*** Opening of GIVEN INFORMATION ***

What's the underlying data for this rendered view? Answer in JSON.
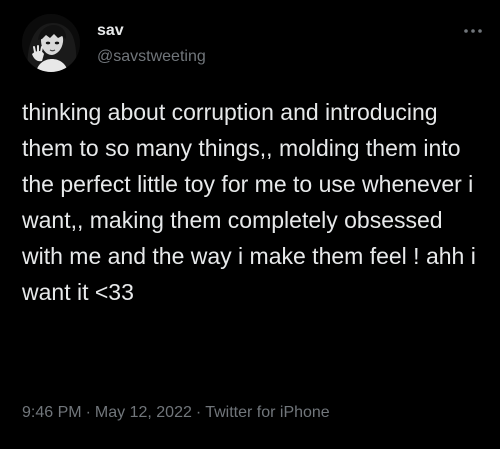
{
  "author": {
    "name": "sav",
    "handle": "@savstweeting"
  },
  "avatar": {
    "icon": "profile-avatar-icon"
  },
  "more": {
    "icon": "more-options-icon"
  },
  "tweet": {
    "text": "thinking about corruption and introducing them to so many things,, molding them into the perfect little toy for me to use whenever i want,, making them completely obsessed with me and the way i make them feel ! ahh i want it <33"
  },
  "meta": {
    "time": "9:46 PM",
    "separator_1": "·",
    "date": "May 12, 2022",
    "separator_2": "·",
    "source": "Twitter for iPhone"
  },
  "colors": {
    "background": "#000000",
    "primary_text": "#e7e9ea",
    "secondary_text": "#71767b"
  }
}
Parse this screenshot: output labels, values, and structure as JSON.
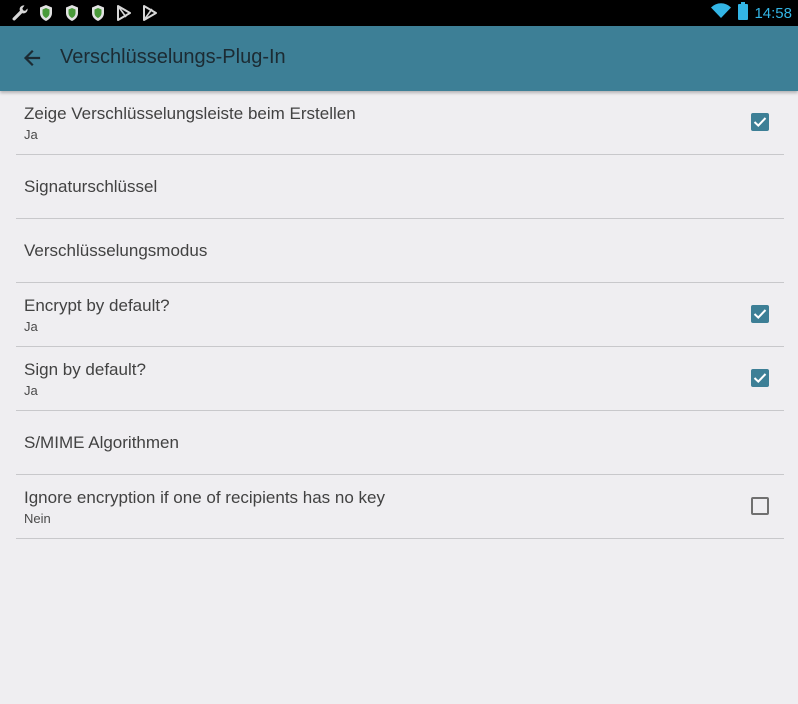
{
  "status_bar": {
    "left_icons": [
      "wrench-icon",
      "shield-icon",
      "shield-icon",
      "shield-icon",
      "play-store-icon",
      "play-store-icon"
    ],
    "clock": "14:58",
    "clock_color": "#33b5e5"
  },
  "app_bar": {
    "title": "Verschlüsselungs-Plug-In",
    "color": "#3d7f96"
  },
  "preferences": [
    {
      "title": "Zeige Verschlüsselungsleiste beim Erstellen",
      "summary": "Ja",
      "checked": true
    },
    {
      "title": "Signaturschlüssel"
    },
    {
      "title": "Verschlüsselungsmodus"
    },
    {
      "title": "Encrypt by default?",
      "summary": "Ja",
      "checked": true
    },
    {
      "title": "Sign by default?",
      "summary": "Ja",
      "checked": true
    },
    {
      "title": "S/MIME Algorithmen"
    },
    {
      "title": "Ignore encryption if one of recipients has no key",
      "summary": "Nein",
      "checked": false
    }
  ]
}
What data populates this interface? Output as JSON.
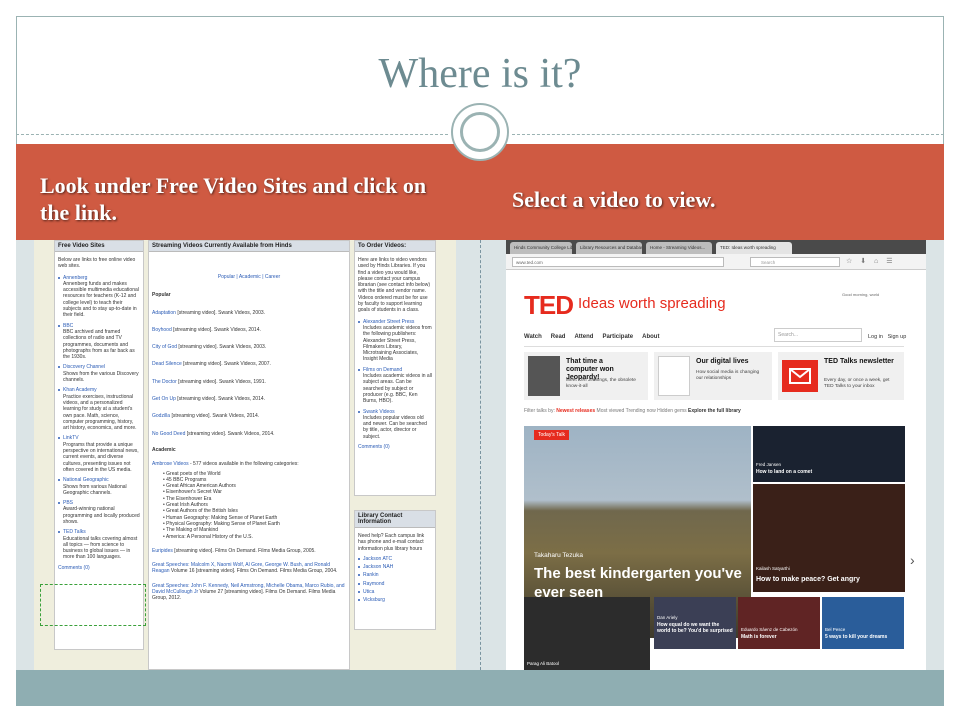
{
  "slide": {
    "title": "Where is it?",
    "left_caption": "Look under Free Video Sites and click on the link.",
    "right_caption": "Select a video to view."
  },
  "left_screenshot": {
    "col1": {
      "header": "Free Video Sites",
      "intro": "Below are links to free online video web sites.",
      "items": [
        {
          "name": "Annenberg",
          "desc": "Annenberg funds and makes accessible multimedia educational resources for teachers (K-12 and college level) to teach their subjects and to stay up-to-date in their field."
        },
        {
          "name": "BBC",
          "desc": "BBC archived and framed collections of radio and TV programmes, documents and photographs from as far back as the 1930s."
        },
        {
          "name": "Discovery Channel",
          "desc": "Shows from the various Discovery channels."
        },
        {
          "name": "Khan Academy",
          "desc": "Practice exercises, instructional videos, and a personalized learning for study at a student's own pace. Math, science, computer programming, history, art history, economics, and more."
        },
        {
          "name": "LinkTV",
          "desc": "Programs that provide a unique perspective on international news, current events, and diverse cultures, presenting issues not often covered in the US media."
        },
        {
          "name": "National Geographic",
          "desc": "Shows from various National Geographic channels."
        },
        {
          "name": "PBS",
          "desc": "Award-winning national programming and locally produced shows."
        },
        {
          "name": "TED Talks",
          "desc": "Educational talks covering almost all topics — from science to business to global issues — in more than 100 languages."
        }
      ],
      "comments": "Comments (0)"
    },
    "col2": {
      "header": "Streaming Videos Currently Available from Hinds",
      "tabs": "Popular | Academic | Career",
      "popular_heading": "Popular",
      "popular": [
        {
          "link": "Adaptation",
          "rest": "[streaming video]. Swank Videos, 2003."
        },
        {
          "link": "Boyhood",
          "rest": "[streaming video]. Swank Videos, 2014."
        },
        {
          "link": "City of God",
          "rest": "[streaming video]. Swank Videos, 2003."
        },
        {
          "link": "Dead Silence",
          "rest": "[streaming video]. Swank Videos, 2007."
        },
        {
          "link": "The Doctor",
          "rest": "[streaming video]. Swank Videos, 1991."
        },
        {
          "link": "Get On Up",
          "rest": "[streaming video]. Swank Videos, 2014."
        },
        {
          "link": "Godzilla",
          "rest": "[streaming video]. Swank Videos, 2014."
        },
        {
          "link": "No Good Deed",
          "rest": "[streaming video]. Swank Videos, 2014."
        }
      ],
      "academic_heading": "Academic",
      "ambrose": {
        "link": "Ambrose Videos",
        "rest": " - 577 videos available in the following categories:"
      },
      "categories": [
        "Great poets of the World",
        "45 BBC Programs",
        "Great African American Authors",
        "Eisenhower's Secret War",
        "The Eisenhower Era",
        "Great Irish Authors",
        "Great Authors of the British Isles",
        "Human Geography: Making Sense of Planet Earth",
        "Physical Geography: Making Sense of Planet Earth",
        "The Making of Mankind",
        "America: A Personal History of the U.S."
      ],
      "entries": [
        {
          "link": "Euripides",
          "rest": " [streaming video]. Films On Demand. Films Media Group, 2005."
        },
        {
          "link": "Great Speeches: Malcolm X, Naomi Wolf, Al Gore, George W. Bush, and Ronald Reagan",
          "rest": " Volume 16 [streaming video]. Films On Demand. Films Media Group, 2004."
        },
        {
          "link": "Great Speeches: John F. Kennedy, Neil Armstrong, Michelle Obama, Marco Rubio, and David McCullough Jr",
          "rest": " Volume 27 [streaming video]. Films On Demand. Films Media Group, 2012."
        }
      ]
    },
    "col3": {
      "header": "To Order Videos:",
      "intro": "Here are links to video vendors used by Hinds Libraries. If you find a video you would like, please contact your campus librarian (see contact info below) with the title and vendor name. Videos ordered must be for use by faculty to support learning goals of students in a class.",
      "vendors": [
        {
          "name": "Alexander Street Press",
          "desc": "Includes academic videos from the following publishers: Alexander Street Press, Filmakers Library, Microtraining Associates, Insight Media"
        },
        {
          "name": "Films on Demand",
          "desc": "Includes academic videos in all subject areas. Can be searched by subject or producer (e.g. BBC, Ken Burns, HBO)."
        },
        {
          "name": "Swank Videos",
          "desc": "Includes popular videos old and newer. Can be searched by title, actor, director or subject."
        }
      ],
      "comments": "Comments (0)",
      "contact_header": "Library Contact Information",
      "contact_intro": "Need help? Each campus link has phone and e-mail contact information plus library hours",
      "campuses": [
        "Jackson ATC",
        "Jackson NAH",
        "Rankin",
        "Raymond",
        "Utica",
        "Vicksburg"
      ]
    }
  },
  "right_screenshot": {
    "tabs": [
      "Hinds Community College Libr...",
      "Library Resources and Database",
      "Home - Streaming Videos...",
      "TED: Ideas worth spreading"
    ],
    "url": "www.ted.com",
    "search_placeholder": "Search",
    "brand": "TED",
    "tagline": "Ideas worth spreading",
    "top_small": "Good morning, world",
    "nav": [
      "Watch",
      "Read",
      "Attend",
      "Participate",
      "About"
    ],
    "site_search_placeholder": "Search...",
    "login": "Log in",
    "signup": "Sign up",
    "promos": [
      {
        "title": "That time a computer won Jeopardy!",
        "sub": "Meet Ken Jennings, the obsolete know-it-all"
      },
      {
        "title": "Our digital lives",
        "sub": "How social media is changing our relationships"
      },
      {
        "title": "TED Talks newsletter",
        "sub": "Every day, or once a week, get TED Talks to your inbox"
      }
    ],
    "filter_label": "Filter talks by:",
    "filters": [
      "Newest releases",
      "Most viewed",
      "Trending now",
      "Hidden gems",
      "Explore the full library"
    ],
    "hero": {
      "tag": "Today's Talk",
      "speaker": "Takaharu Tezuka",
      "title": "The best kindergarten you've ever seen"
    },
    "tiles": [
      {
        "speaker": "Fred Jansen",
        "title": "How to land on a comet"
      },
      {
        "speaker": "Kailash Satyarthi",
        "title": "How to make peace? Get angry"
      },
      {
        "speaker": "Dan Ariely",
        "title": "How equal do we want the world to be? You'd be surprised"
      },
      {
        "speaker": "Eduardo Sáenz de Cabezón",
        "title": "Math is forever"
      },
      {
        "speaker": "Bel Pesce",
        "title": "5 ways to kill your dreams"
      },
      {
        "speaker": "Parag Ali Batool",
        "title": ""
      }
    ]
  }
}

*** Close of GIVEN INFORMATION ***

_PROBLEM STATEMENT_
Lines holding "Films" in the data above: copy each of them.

_EXERCISE RESULT_
          "rest": " [streaming video]. Films On Demand. Films Media Group, 2005."
          "rest": " Volume 16 [streaming video]. Films On Demand. Films Media Group, 2004."
          "rest": " Volume 27 [streaming video]. Films On Demand. Films Media Group, 2012."
          "name": "Films on Demand",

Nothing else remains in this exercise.